(Extracted records)
*** Block opens ***

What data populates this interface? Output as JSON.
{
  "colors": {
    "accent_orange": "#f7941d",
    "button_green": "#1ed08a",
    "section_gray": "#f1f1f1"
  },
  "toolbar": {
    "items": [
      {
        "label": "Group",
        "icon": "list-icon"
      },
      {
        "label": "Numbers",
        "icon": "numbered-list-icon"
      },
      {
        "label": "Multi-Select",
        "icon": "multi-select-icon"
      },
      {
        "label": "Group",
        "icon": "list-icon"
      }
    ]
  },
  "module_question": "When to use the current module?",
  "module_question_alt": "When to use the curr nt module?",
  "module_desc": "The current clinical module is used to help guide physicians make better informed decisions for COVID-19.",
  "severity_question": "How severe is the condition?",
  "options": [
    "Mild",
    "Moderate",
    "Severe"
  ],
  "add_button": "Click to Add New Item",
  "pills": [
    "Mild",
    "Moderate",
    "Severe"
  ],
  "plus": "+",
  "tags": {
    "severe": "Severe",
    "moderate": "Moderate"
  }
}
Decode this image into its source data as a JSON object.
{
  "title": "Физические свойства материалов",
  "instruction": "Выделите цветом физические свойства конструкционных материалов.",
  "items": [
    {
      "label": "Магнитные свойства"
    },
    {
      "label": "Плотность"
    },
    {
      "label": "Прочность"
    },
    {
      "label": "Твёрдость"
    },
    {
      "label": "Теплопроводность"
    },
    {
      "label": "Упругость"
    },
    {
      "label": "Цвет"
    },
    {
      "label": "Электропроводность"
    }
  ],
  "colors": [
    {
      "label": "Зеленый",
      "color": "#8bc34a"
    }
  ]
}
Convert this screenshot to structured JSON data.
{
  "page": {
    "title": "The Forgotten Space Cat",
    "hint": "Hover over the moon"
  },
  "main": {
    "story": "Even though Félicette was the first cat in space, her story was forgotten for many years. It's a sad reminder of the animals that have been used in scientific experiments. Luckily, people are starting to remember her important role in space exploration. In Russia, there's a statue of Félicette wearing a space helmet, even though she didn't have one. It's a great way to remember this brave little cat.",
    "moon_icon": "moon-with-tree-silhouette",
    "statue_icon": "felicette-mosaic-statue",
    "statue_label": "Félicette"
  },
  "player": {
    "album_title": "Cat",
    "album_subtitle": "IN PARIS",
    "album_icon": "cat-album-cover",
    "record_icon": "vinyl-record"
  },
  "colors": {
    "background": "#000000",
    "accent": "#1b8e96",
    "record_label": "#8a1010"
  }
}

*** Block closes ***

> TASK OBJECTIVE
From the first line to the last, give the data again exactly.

> EXERCISE RESPONSE
What data populates this interface? Output as JSON.
{
  "colors": {
    "accent_orange": "#f7941d",
    "button_green": "#1ed08a",
    "section_gray": "#f1f1f1"
  },
  "toolbar": {
    "items": [
      {
        "label": "Group",
        "icon": "list-icon"
      },
      {
        "label": "Numbers",
        "icon": "numbered-list-icon"
      },
      {
        "label": "Multi-Select",
        "icon": "multi-select-icon"
      },
      {
        "label": "Group",
        "icon": "list-icon"
      }
    ]
  },
  "module_question": "When to use the current module?",
  "module_question_alt": "When to use the curr nt module?",
  "module_desc": "The current clinical module is used to help guide physicians make better informed decisions for COVID-19.",
  "severity_question": "How severe is the condition?",
  "options": [
    "Mild",
    "Moderate",
    "Severe"
  ],
  "add_button": "Click to Add New Item",
  "pills": [
    "Mild",
    "Moderate",
    "Severe"
  ],
  "plus": "+",
  "tags": {
    "severe": "Severe",
    "moderate": "Moderate"
  }
}
Decode this image into its source data as a JSON object.
{
  "title": "Физические свойства материалов",
  "instruction": "Выделите цветом физические свойства конструкционных материалов.",
  "items": [
    {
      "label": "Магнитные свойства"
    },
    {
      "label": "Плотность"
    },
    {
      "label": "Прочность"
    },
    {
      "label": "Твёрдость"
    },
    {
      "label": "Теплопроводность"
    },
    {
      "label": "Упругость"
    },
    {
      "label": "Цвет"
    },
    {
      "label": "Электропроводность"
    }
  ],
  "colors": [
    {
      "label": "Зеленый",
      "color": "#8bc34a"
    }
  ]
}
Convert this screenshot to structured JSON data.
{
  "page": {
    "title": "The Forgotten Space Cat",
    "hint": "Hover over the moon"
  },
  "main": {
    "story": "Even though Félicette was the first cat in space, her story was forgotten for many years. It's a sad reminder of the animals that have been used in scientific experiments. Luckily, people are starting to remember her important role in space exploration. In Russia, there's a statue of Félicette wearing a space helmet, even though she didn't have one. It's a great way to remember this brave little cat.",
    "moon_icon": "moon-with-tree-silhouette",
    "statue_icon": "felicette-mosaic-statue",
    "statue_label": "Félicette"
  },
  "player": {
    "album_title": "Cat",
    "album_subtitle": "IN PARIS",
    "album_icon": "cat-album-cover",
    "record_icon": "vinyl-record"
  },
  "colors": {
    "background": "#000000",
    "accent": "#1b8e96",
    "record_label": "#8a1010"
  }
}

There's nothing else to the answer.